According to the consent order, the bank worked with car dealerships to provide funding for auto loans. When the dealers had customers who wanted to finance an auto purchase, the dealers would send relevant application and underwriting information to the bank, and the bank would determine the minimum interest rate at which it would agree to purchase the loan from the dealer. The bank did not meet or interact with the customers, and it did not receive any information on the customers’ race or national origin.
After the bank set the minimum interest rate at which it would buy the loan, the dealers could add a markup to the interest rate, up to certain limits. The dealers’ compensation from the bank in connection with a loan would be based on the difference between the bank’s minimum interest rate and the dealer’s markup rate.
NYDFS concluded that the markup amounts (which were decided solely by the dealers) were higher on average for black, Hispanic, and Asian borrowers than for similarly-situated white borrowers. NYDFS noted that it did not find evidence of any intentional discrimination on the part of the bank or its employees, and the bank never knew the race or national origin of the borrowers. However, NYDFS found that the bank’s policies and practices gave the car dealers discretion to markup consumers’ interest rates above the minimum rate at which the bank would buy the loan, and that resulted in a disparate impact on the basis of race and national origin. NYDFS further noted that the bank did not monitor these dealer markups for potential fair lending risk.
Based on the foregoing, NYDFS found that the bank violated New York’s credit non-discrimination statute.
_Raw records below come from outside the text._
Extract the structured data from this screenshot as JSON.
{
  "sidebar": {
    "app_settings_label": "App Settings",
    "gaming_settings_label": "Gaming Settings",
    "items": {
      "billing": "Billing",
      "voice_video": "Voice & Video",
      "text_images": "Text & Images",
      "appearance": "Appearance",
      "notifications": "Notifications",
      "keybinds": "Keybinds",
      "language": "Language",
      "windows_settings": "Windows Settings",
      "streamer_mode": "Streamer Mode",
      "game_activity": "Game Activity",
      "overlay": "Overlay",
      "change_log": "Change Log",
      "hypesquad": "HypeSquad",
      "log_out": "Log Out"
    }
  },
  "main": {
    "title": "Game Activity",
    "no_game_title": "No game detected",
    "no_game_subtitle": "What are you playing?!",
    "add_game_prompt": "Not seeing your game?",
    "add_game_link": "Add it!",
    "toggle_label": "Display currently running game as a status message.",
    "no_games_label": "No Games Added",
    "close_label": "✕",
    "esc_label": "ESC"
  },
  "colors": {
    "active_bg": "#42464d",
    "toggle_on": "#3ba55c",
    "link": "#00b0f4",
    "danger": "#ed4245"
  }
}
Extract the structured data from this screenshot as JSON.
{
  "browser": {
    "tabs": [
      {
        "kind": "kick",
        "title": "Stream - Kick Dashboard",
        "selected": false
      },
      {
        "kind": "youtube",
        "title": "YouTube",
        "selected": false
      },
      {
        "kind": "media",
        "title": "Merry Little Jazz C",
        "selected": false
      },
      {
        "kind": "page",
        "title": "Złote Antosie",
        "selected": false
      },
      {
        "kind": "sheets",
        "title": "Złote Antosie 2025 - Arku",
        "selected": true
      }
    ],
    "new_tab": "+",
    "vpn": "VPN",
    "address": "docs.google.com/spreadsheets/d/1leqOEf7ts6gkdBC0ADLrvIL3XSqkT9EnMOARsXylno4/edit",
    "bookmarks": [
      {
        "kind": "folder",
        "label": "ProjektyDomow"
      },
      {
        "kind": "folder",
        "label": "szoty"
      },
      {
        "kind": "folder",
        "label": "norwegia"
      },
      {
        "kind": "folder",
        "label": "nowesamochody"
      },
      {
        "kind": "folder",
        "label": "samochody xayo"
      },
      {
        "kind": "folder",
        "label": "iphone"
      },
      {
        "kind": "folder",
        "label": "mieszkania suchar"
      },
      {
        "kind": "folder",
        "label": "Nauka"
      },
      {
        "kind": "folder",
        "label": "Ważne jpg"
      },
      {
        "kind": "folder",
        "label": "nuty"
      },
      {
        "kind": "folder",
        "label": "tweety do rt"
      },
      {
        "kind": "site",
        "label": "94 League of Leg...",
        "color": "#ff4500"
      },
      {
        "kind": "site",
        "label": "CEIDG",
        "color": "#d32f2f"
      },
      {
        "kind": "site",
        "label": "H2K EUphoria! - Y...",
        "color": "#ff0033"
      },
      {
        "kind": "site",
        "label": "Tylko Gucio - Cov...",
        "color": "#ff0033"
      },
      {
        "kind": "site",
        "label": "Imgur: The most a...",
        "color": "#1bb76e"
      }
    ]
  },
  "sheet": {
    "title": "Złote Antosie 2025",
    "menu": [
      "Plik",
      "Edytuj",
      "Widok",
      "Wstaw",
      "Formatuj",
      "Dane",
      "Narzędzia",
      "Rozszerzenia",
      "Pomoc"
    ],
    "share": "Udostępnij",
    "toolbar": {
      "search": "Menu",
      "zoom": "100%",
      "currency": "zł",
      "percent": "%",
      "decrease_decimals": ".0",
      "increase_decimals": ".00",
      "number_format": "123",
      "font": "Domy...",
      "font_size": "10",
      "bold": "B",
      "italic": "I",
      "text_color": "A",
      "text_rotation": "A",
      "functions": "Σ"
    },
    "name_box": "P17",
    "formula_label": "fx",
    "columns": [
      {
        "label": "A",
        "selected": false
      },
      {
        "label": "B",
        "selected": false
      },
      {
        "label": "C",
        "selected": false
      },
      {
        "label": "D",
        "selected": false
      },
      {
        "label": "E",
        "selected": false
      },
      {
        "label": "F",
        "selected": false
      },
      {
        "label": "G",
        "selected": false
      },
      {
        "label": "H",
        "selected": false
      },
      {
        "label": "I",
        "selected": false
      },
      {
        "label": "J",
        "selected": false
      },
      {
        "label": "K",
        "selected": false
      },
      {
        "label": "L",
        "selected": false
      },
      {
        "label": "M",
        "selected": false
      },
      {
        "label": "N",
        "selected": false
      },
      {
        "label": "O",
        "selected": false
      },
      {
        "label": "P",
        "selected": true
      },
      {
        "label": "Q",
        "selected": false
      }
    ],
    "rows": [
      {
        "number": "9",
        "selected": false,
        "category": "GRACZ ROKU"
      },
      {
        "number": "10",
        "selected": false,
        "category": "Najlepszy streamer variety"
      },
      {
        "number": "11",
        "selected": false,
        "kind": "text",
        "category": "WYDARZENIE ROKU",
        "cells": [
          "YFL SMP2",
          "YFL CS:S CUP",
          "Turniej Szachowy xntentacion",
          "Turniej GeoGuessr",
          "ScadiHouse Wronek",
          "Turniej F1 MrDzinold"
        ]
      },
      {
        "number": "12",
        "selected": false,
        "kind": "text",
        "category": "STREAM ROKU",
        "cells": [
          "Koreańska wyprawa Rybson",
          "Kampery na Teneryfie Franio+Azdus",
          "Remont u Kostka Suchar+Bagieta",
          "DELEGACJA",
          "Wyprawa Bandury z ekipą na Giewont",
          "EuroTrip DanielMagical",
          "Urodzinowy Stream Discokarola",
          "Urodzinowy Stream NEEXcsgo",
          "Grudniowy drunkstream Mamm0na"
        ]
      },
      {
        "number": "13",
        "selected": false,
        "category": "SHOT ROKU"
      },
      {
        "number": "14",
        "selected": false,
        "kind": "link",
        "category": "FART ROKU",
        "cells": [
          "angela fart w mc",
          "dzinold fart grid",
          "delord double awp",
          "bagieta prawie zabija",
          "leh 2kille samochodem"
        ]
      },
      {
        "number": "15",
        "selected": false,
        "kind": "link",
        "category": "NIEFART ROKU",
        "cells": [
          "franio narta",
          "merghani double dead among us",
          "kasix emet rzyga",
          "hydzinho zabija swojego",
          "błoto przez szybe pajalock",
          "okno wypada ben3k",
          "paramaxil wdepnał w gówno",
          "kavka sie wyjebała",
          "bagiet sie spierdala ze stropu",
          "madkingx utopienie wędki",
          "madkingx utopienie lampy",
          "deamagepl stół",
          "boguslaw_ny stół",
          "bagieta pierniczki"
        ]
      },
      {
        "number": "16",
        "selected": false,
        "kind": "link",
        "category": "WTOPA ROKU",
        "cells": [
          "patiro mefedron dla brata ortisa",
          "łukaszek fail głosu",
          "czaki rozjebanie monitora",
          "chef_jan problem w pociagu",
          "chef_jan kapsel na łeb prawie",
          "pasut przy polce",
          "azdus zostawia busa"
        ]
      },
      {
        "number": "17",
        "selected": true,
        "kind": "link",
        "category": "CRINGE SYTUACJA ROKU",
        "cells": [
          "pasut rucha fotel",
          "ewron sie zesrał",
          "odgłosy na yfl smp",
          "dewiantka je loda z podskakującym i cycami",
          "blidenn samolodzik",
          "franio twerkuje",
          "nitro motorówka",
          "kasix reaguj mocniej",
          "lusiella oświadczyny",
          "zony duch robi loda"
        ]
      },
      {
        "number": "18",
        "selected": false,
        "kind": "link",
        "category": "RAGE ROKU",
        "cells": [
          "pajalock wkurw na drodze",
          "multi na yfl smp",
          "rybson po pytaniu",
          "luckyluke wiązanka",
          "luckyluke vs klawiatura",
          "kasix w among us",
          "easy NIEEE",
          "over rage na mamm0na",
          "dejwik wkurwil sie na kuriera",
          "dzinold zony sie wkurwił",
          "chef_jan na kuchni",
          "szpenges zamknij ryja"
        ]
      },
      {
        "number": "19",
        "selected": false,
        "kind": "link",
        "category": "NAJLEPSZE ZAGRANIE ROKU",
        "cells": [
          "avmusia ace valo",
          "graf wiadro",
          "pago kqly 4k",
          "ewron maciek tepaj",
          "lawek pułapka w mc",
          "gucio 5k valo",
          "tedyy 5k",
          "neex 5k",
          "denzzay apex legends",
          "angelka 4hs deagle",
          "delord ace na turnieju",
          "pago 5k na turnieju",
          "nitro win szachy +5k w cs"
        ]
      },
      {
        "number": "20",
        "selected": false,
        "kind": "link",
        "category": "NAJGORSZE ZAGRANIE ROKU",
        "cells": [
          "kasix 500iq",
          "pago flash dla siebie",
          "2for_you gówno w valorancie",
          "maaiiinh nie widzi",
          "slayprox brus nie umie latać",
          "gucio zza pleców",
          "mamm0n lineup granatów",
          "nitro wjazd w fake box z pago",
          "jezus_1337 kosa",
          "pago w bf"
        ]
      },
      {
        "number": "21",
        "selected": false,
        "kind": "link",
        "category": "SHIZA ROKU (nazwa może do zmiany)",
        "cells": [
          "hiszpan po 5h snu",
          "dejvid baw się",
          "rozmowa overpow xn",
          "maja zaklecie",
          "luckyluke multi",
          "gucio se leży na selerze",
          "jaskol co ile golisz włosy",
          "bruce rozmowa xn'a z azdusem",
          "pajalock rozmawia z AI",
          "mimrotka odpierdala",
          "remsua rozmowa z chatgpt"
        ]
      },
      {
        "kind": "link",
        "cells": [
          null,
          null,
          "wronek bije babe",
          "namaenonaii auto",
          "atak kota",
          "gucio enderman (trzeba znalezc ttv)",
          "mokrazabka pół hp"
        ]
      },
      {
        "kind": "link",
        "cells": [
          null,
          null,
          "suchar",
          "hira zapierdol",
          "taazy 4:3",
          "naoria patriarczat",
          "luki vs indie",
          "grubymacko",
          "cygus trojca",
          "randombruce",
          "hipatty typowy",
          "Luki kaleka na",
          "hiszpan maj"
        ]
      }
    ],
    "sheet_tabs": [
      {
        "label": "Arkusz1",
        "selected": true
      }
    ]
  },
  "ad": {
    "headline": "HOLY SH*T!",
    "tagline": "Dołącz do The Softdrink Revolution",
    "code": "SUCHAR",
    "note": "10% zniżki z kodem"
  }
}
As part of the consent order, the bank agreed to pay a $950,000 civil money penalty and to set up a restitution program for affected borrowers.